There’s something distinctly Floridian about watching shrimp boats trawling our coastal waters, particularly in the northeastern part of the state. Shrimping and shrimp boat building have been an important part of the culture of St. Augustine and Fernandina Beach for more than a century.
“Mike Salvador was a fisherman, he was a mariner, he was an entrepreneur,” says maritime historian Brendan Burke, co-author of the book “Shrimp Boat City: 100 Years of Catching Shrimp and Building Boats in St. Augustine, the Nation’s Oldest Port.” “In Fernandina in the first decade of the twentieth century, he assembled what I would consider to be the greatest maritime chapter in Florida’s state history.”
The shrimping industry that Salvador helped to established involved thousands of people. Families from diverse cultural backgrounds were part of the birth and growth of Florida’s shrimping industry in the early to mid-twentieth century.
“You have African American families that that are getting into the enterprise in fish houses, as labor on the boats, and as owners of some of the boats,” Burke says. “You have Greek immigrant families that are building boats, mostly in Fernandina and St. Augustine but other places as well, like Tarpon Springs. You have Italian immigrant families that are coming either directly from Italy or transmigrating from places up north like the Fulton Fish Market in New York.”
New York’s Fulton Fish Market was an integral part of Florida’s shrimping industry, distributing the tons of shrimp being caught in Florida waters to restaurants and dinner tables around the world. The shrimp would make it to the market via the railroad and the growing interstate road system.
There was a “boom” in Florida’s shrimping industry in the 1940s and ‘50s as the population of the state increased dramatically after World War II, and demand for shrimp increased.

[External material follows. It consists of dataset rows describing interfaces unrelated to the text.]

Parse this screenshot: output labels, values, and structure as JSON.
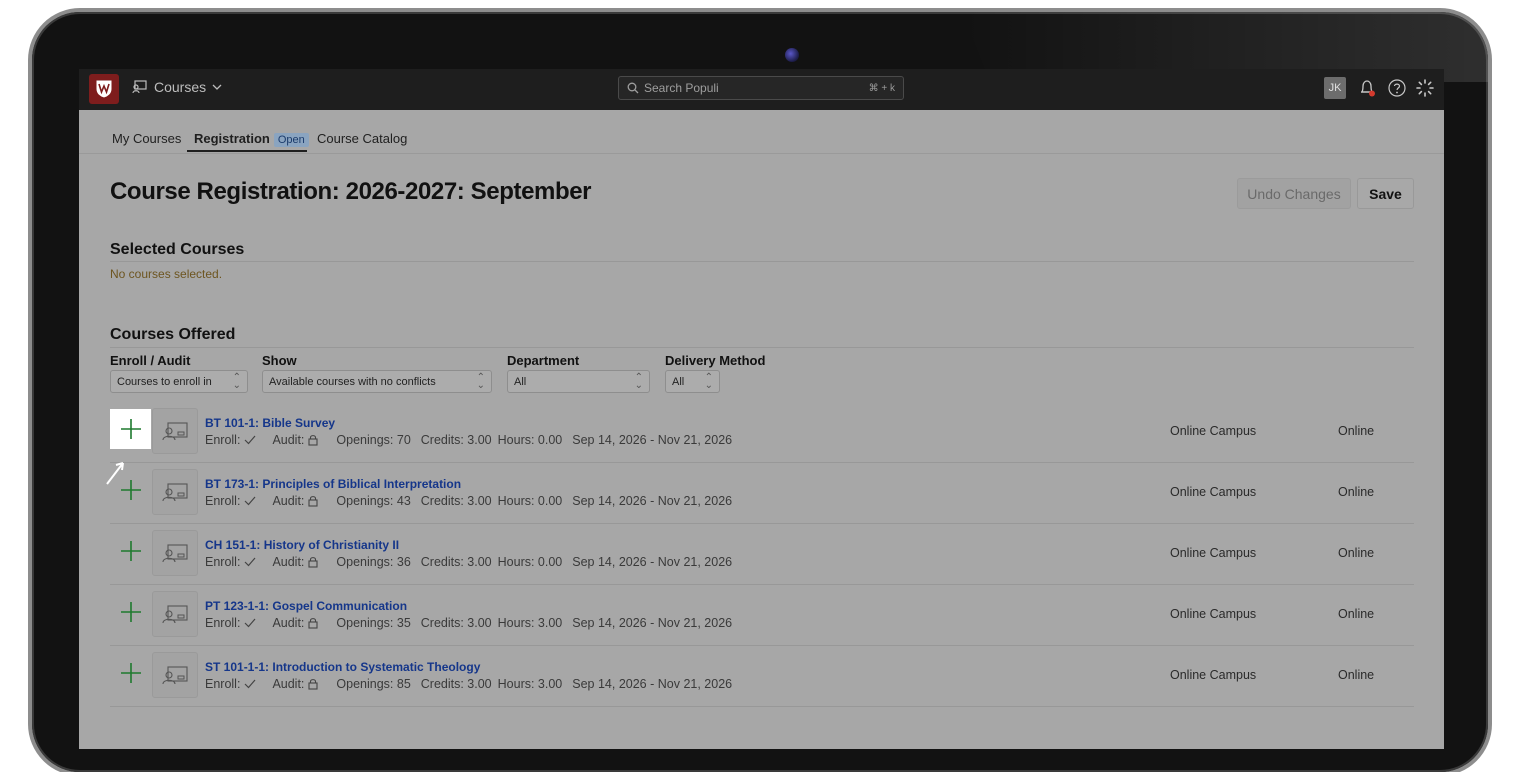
{
  "app": {
    "module_label": "Courses",
    "search_placeholder": "Search Populi",
    "search_shortcut": "⌘ + k",
    "user_initials": "JK",
    "icons": [
      "laptop-chat-icon",
      "chevron-down-icon",
      "search-icon",
      "bell-icon",
      "help-icon",
      "settings-icon"
    ],
    "accent_color": "#15368a",
    "add_color": "#1e7a2e"
  },
  "tabs": [
    {
      "label": "My Courses"
    },
    {
      "label": "Registration",
      "badge": "Open"
    },
    {
      "label": "Course Catalog"
    }
  ],
  "page": {
    "title": "Course Registration: 2026-2027: September",
    "undo_label": "Undo Changes",
    "save_label": "Save"
  },
  "selected": {
    "title": "Selected Courses",
    "empty_text": "No courses selected."
  },
  "offered": {
    "title": "Courses Offered",
    "filters": [
      {
        "label": "Enroll / Audit",
        "value": "Courses to enroll in"
      },
      {
        "label": "Show",
        "value": "Available courses with no conflicts"
      },
      {
        "label": "Department",
        "value": "All"
      },
      {
        "label": "Delivery Method",
        "value": "All"
      }
    ],
    "courses": [
      {
        "name": "BT 101-1: Bible Survey",
        "enroll": "Enroll:",
        "audit": "Audit:",
        "openings": "Openings: 70",
        "credits": "Credits: 3.00",
        "hours": "Hours: 0.00",
        "dates": "Sep 14, 2026 - Nov 21, 2026",
        "campus": "Online Campus",
        "method": "Online"
      },
      {
        "name": "BT 173-1: Principles of Biblical Interpretation",
        "enroll": "Enroll:",
        "audit": "Audit:",
        "openings": "Openings: 43",
        "credits": "Credits: 3.00",
        "hours": "Hours: 0.00",
        "dates": "Sep 14, 2026 - Nov 21, 2026",
        "campus": "Online Campus",
        "method": "Online"
      },
      {
        "name": "CH 151-1: History of Christianity II",
        "enroll": "Enroll:",
        "audit": "Audit:",
        "openings": "Openings: 36",
        "credits": "Credits: 3.00",
        "hours": "Hours: 0.00",
        "dates": "Sep 14, 2026 - Nov 21, 2026",
        "campus": "Online Campus",
        "method": "Online"
      },
      {
        "name": "PT 123-1-1: Gospel Communication",
        "enroll": "Enroll:",
        "audit": "Audit:",
        "openings": "Openings: 35",
        "credits": "Credits: 3.00",
        "hours": "Hours: 3.00",
        "dates": "Sep 14, 2026 - Nov 21, 2026",
        "campus": "Online Campus",
        "method": "Online"
      },
      {
        "name": "ST 101-1-1: Introduction to Systematic Theology",
        "enroll": "Enroll:",
        "audit": "Audit:",
        "openings": "Openings: 85",
        "credits": "Credits: 3.00",
        "hours": "Hours: 3.00",
        "dates": "Sep 14, 2026 - Nov 21, 2026",
        "campus": "Online Campus",
        "method": "Online"
      }
    ]
  }
}
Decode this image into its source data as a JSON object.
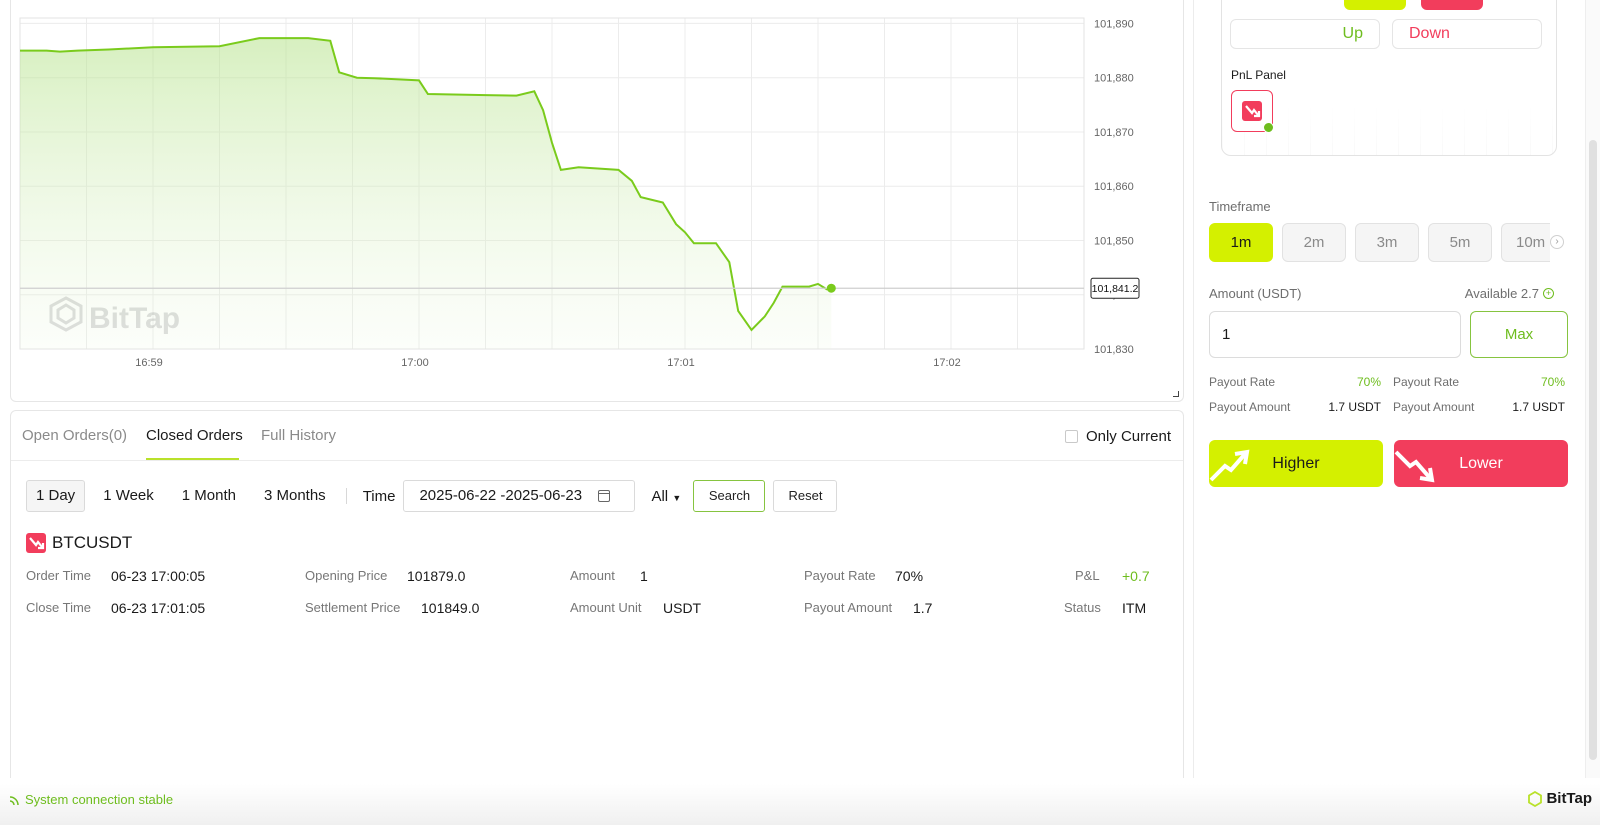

“Shrimp were mostly an ethnic food prior to the 1920s, ‘30s, and 40s,” says Burke. “Maybe you would have heard of a shrimp cocktail in the big cities, but if you’re in Omaha, or if you’re in Des Moines, or if you’re in Topeka, you probably didn’t eat shrimp habitually. After the war, you had all these young men and women who traveled around the country, around the world, and they’d met other people and they learned to do strange things like eat shrimp. The war changed us in many ways, but it changed what we put on our plates. St. Augustine and a lot of other port towns, started to supply that need.”
Gradually the emphasis in St. Augustine shifted from catching shrimp to building the boats to do it. In the mid-twentieth century, shrimp boats left St. Augustine for richer fishing grounds in Louisiana, southwest Florida, Mexico, and elsewhere.
“What stayed in St. Augustine was the ability to build the boats that supplied the fleets,” says Burke. “Between 1919 and 1985, I can account for about thirty-five hundred boats that were built in town that went all over the place. We built boats for 23 countries around the world. We shipped them out almost by the dozen. They were rarely built on speculation; they were a well-known quantity. That’s a legacy that Florida has left on global fishing and global foodways.”
Brendan Burke is a maritime historian with the St. Augustine Lighthouse Archaeological Maritime Program. He co-wrote the book “Shrimp Boat City” with Ed Long.
“He worked in and around the industry for most of his professional life. He was in the Coast Guard, he was always on the water, always on the docks, and he saw and met and heard the people, the things, and the stories of the industry. In the 1980s he realized that he was seeing fewer people, hearing fewer stories, and seeing fewer boats. Something transformative was happening, and the industry was in decline. It was dying.”
Long and Burke started documenting the stories of St. Augustine’s shrimping industry and collected that information into a book. They also helped to create an exhibit at the St. Augustine Lighthouse Museum.
Florida’s shrimping industry still exists, but reached its peak in the 1980s.
“Today, if you put ten shrimp on a plate, only one of them will be wild caught American shrimp,” says Burke.